Devar Torah - Pinchas

Friday, 6 July, 2018 - 11:27 am

Turning the Table on Ourselves during The Three Weeks: 
Our Opportunity to 
Use Public Opinions and Personal Judgments for the Good

By Rabbi Shimon Raichik

Fifty years ago - 5728-1968, Rabbi Levin, the Chief Rabbi of Moscow came from Russia to New York to see the Rebbe and go on a speaking tour concerning Russian Jewry. During his tour he displayed pictures of a Talmud Torah, a Mikvah building etc. One person who saw these photographs commented that he wanted to see what is doing behind the doors, meaning; how many people were actually using the mikvah.

At the Yud Beis Tammuz fabrengen some time soon after this incident, the Rebbe referenced this comment by quoting the Mishnah in Pirkei Avos that says;  “Retribution is extracted from a from a person with his knowledge”. The Baal Shem Tov explains that when a person arrives on high, the Heavenly Court asks him to give his opinion on another person’s particular life experience. What do you think, he is asked, about one who has done such and such? After the person offers his verdict, they show him how these deeds and circumstances parallel those of his own life. Ultimately, it is the person himself who passes judgment on his own failings and his own achievements. When a person knowingly expresses his opinion on a certain matter, he is unwittingly passing judgment on himself.

The same occurred here (the Rebbe said referring to the question about the mikvah). The person who asked did not realize that the question relates to him.  Instead of asking what is doing behind a door in Russia, we must ask himself instead what is happening here in New York, Minneapolis, or in Connecticut.  When you ask what is happening behind a door of a mikvah or a yeshiva in Russia what is really being asked is how many families here in America are keeping Taharas HaMishpocha? What percentage of Jewish children are learning in a Yeshiva?  How much have you been involved in sending children to Yeshivos?  How many families did you speak to about mikvah?  Did you go knocking from door to door in your neighborhood to speak to the families and the parents about Jewish education and Taharas HaMishpocha? The Rebbe noted that Rabbi Levin was amazed to see the extent of Jewish Education for girls in America and then asked; what percentages of girls have a Jewish Education in America?
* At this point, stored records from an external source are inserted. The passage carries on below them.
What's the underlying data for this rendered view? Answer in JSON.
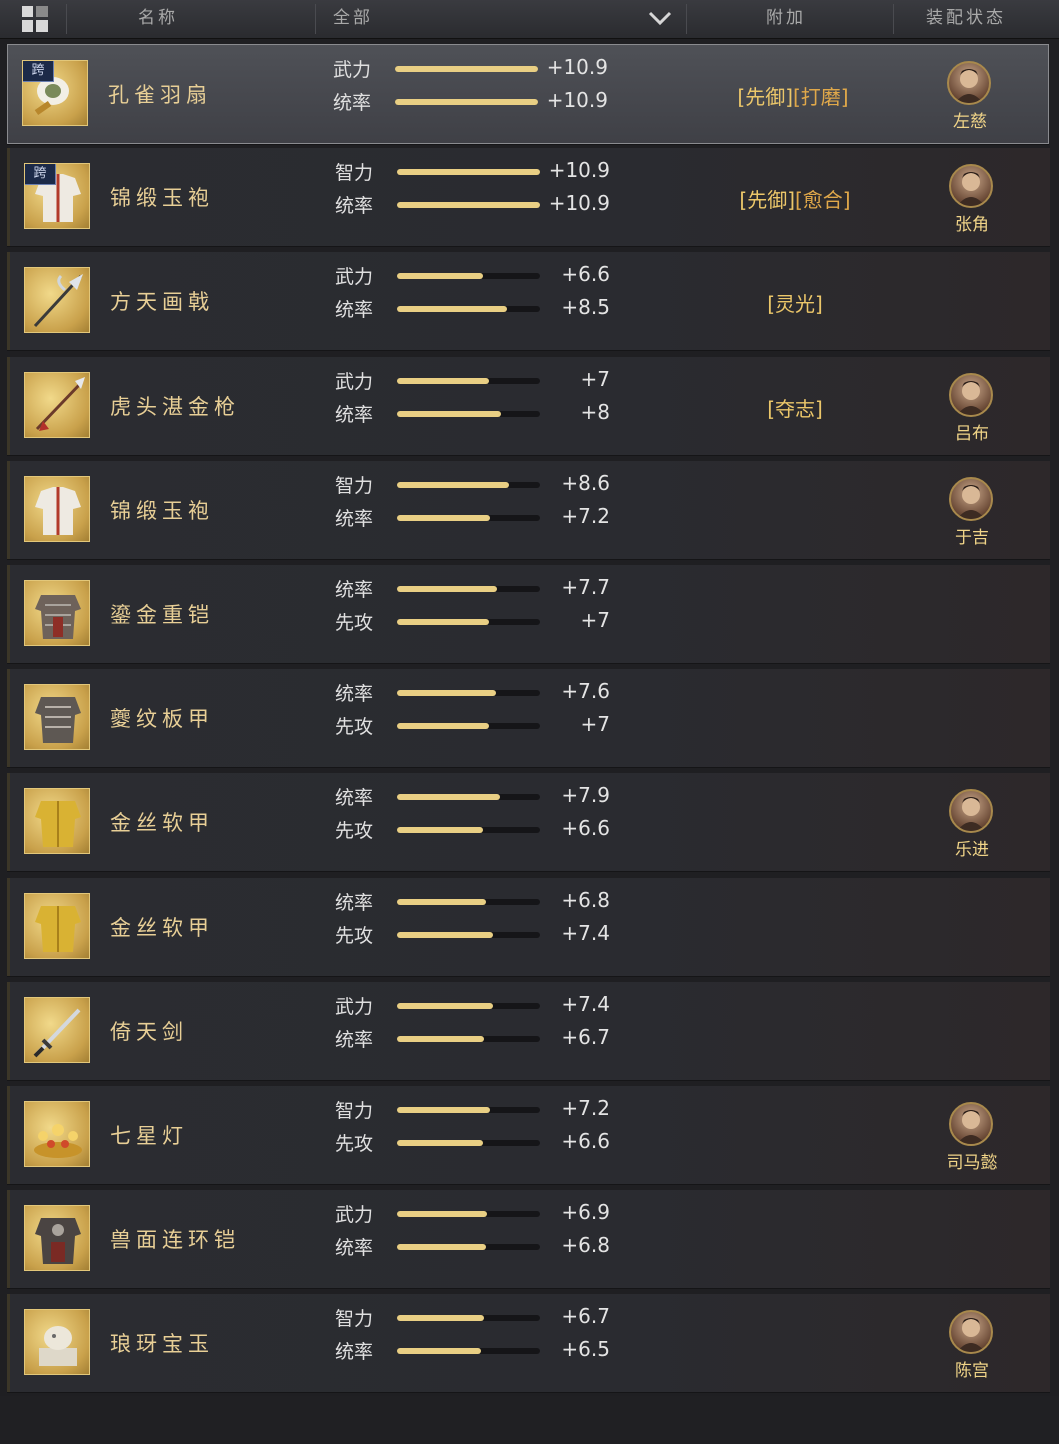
{
  "header": {
    "name_col": "名称",
    "filter_value": "全部",
    "extra_col": "附加",
    "status_col": "装配状态"
  },
  "items": [
    {
      "name": "孔雀羽扇",
      "icon": "feather-fan-icon",
      "cross": "跨",
      "stats": [
        {
          "label": "武力",
          "value": "+10.9",
          "fill": 1.0
        },
        {
          "label": "统率",
          "value": "+10.9",
          "fill": 1.0
        }
      ],
      "extras": [
        "[先御]",
        "[打磨]"
      ],
      "hero": "左慈",
      "selected": true
    },
    {
      "name": "锦缎玉袍",
      "icon": "robe-icon",
      "cross": "跨",
      "stats": [
        {
          "label": "智力",
          "value": "+10.9",
          "fill": 1.0
        },
        {
          "label": "统率",
          "value": "+10.9",
          "fill": 1.0
        }
      ],
      "extras": [
        "[先御]",
        "[愈合]"
      ],
      "hero": "张角"
    },
    {
      "name": "方天画戟",
      "icon": "halberd-icon",
      "cross": "",
      "stats": [
        {
          "label": "武力",
          "value": "+6.6",
          "fill": 0.6
        },
        {
          "label": "统率",
          "value": "+8.5",
          "fill": 0.77
        }
      ],
      "extras": [
        "[灵光]"
      ],
      "hero": ""
    },
    {
      "name": "虎头湛金枪",
      "icon": "spear-icon",
      "cross": "",
      "stats": [
        {
          "label": "武力",
          "value": "+7",
          "fill": 0.64
        },
        {
          "label": "统率",
          "value": "+8",
          "fill": 0.73
        }
      ],
      "extras": [
        "[夺志]"
      ],
      "hero": "吕布"
    },
    {
      "name": "锦缎玉袍",
      "icon": "robe-icon",
      "cross": "",
      "stats": [
        {
          "label": "智力",
          "value": "+8.6",
          "fill": 0.78
        },
        {
          "label": "统率",
          "value": "+7.2",
          "fill": 0.65
        }
      ],
      "extras": [],
      "hero": "于吉"
    },
    {
      "name": "鎏金重铠",
      "icon": "heavy-armor-icon",
      "cross": "",
      "stats": [
        {
          "label": "统率",
          "value": "+7.7",
          "fill": 0.7
        },
        {
          "label": "先攻",
          "value": "+7",
          "fill": 0.64
        }
      ],
      "extras": [],
      "hero": ""
    },
    {
      "name": "夔纹板甲",
      "icon": "plate-armor-icon",
      "cross": "",
      "stats": [
        {
          "label": "统率",
          "value": "+7.6",
          "fill": 0.69
        },
        {
          "label": "先攻",
          "value": "+7",
          "fill": 0.64
        }
      ],
      "extras": [],
      "hero": ""
    },
    {
      "name": "金丝软甲",
      "icon": "gold-armor-icon",
      "cross": "",
      "stats": [
        {
          "label": "统率",
          "value": "+7.9",
          "fill": 0.72
        },
        {
          "label": "先攻",
          "value": "+6.6",
          "fill": 0.6
        }
      ],
      "extras": [],
      "hero": "乐进"
    },
    {
      "name": "金丝软甲",
      "icon": "gold-armor-icon",
      "cross": "",
      "stats": [
        {
          "label": "统率",
          "value": "+6.8",
          "fill": 0.62
        },
        {
          "label": "先攻",
          "value": "+7.4",
          "fill": 0.67
        }
      ],
      "extras": [],
      "hero": ""
    },
    {
      "name": "倚天剑",
      "icon": "sword-icon",
      "cross": "",
      "stats": [
        {
          "label": "武力",
          "value": "+7.4",
          "fill": 0.67
        },
        {
          "label": "统率",
          "value": "+6.7",
          "fill": 0.61
        }
      ],
      "extras": [],
      "hero": ""
    },
    {
      "name": "七星灯",
      "icon": "lamp-icon",
      "cross": "",
      "stats": [
        {
          "label": "智力",
          "value": "+7.2",
          "fill": 0.65
        },
        {
          "label": "先攻",
          "value": "+6.6",
          "fill": 0.6
        }
      ],
      "extras": [],
      "hero": "司马懿"
    },
    {
      "name": "兽面连环铠",
      "icon": "chain-armor-icon",
      "cross": "",
      "stats": [
        {
          "label": "武力",
          "value": "+6.9",
          "fill": 0.63
        },
        {
          "label": "统率",
          "value": "+6.8",
          "fill": 0.62
        }
      ],
      "extras": [],
      "hero": ""
    },
    {
      "name": "琅玡宝玉",
      "icon": "jade-seal-icon",
      "cross": "",
      "stats": [
        {
          "label": "智力",
          "value": "+6.7",
          "fill": 0.61
        },
        {
          "label": "统率",
          "value": "+6.5",
          "fill": 0.59
        }
      ],
      "extras": [],
      "hero": "陈宫"
    }
  ]
}
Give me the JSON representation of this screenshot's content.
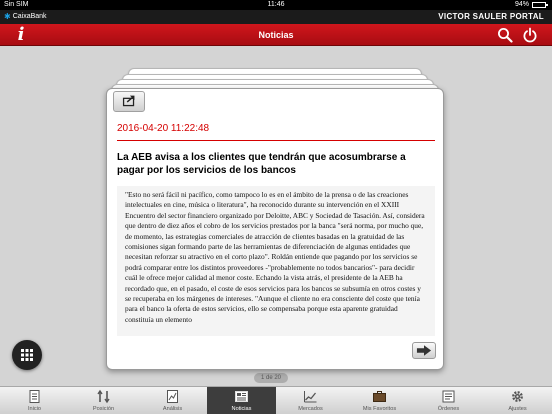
{
  "status_bar": {
    "carrier": "Sin SIM",
    "time": "11:46",
    "battery": "94%"
  },
  "brand_bar": {
    "bank": "CaixaBank",
    "user": "VICTOR SAULER PORTAL"
  },
  "app_bar": {
    "title": "Noticias",
    "info_glyph": "i"
  },
  "article": {
    "date": "2016-04-20 11:22:48",
    "headline": "La AEB avisa a los clientes que tendrán que acosumbrarse a pagar por los servicios de los bancos",
    "body": "\"Esto no será fácil ni pacífico, como tampoco lo es en el ámbito de la prensa o de las creaciones intelectuales en cine, música o literatura\", ha reconocido durante su intervención en el XXIII Encuentro del sector financiero organizado por Deloitte, ABC y Sociedad de Tasación. Así, considera que dentro de diez años el cobro de los servicios prestados por la banca \"será norma, por mucho que, de momento, las estrategias comerciales de atracción de clientes basadas en la gratuidad de las comisiones sigan formando parte de las herramientas de diferenciación de algunas entidades que necesitan reforzar su atractivo en el corto plazo\". Roldán entiende que pagando por los servicios se podrá comparar entre los distintos proveedores -\"probablemente no todos bancarios\"- para decidir cuál le ofrece mejor calidad al menor coste. Echando la vista atrás, el presidente de la AEB ha recordado que, en el pasado, el coste de esos servicios para los bancos se subsumía en otros costes y se recuperaba en los márgenes de intereses. \"Aunque el cliente no era consciente del coste que tenía para el banco la oferta de estos servicios, ello se compensaba porque esta aparente gratuidad constituía un elemento"
  },
  "pager": {
    "text": "1 de 20"
  },
  "tabs": [
    {
      "label": "Inicio",
      "icon": "document-icon"
    },
    {
      "label": "Posición",
      "icon": "position-icon"
    },
    {
      "label": "Análisis",
      "icon": "analysis-icon"
    },
    {
      "label": "Noticias",
      "icon": "news-icon",
      "active": true
    },
    {
      "label": "Mercados",
      "icon": "markets-icon"
    },
    {
      "label": "Mis Favoritos",
      "icon": "briefcase-icon"
    },
    {
      "label": "Órdenes",
      "icon": "orders-icon"
    },
    {
      "label": "Ajustes",
      "icon": "gear-icon"
    }
  ],
  "colors": {
    "accent_red": "#c8141a",
    "date_red": "#d50000",
    "tab_active": "#3d3d3d"
  }
}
One would cry to realize that it is not 99% or even 95% or even 85%, rather maybe one percent of Jewish children get a Torah true education.  Your heart is crying out about what happens over there.  Truly that is what a Jewish heart has to do.  But that does not free you from the pain in your community, in your city, on your block, in your daled amos  (your immediate surroundings.)

We can take a lesson from this story particularly during the Three Weeks. The greatest thing we can do to change the world in general and our direct environment in particular is to increase in all areas of ahavas Yisroel. Instead of reading articles on the Internet about others, forming opinions (judging others), and then leaving and reading comments below the articles, we can take the same time to say an extra chapter of Tehillim, give Tzedaka and be melamed zechos on others. We can reach out to others through all the Mivtzoyim. In a special letter dated the 15th of Tammus 5734-1974 the Rebbe made a 'request of the soul' that everyone should add in all Mivtzoyim...during (and even before) the Three Weeks. The truth is that we are all one and when we think or speak about others we are really speaking and thinking about ourselves. So next time we are checking our iPhone, Facebook or Twitter account, we can have in mind to use it to apply to ourselves to do a bit of Teshuva and have some rachmonos, some extra compassion for another person in thought speech and action during the Three Weeks.

Through our extra efforts may we merit the revelation of Moshiach during these Three Weeks and we will convert these days of sadness to days of happiness!

A Good Shabbos, A Good Chodesh

Comments on: Devar Torah - Pinchas
There are no comments.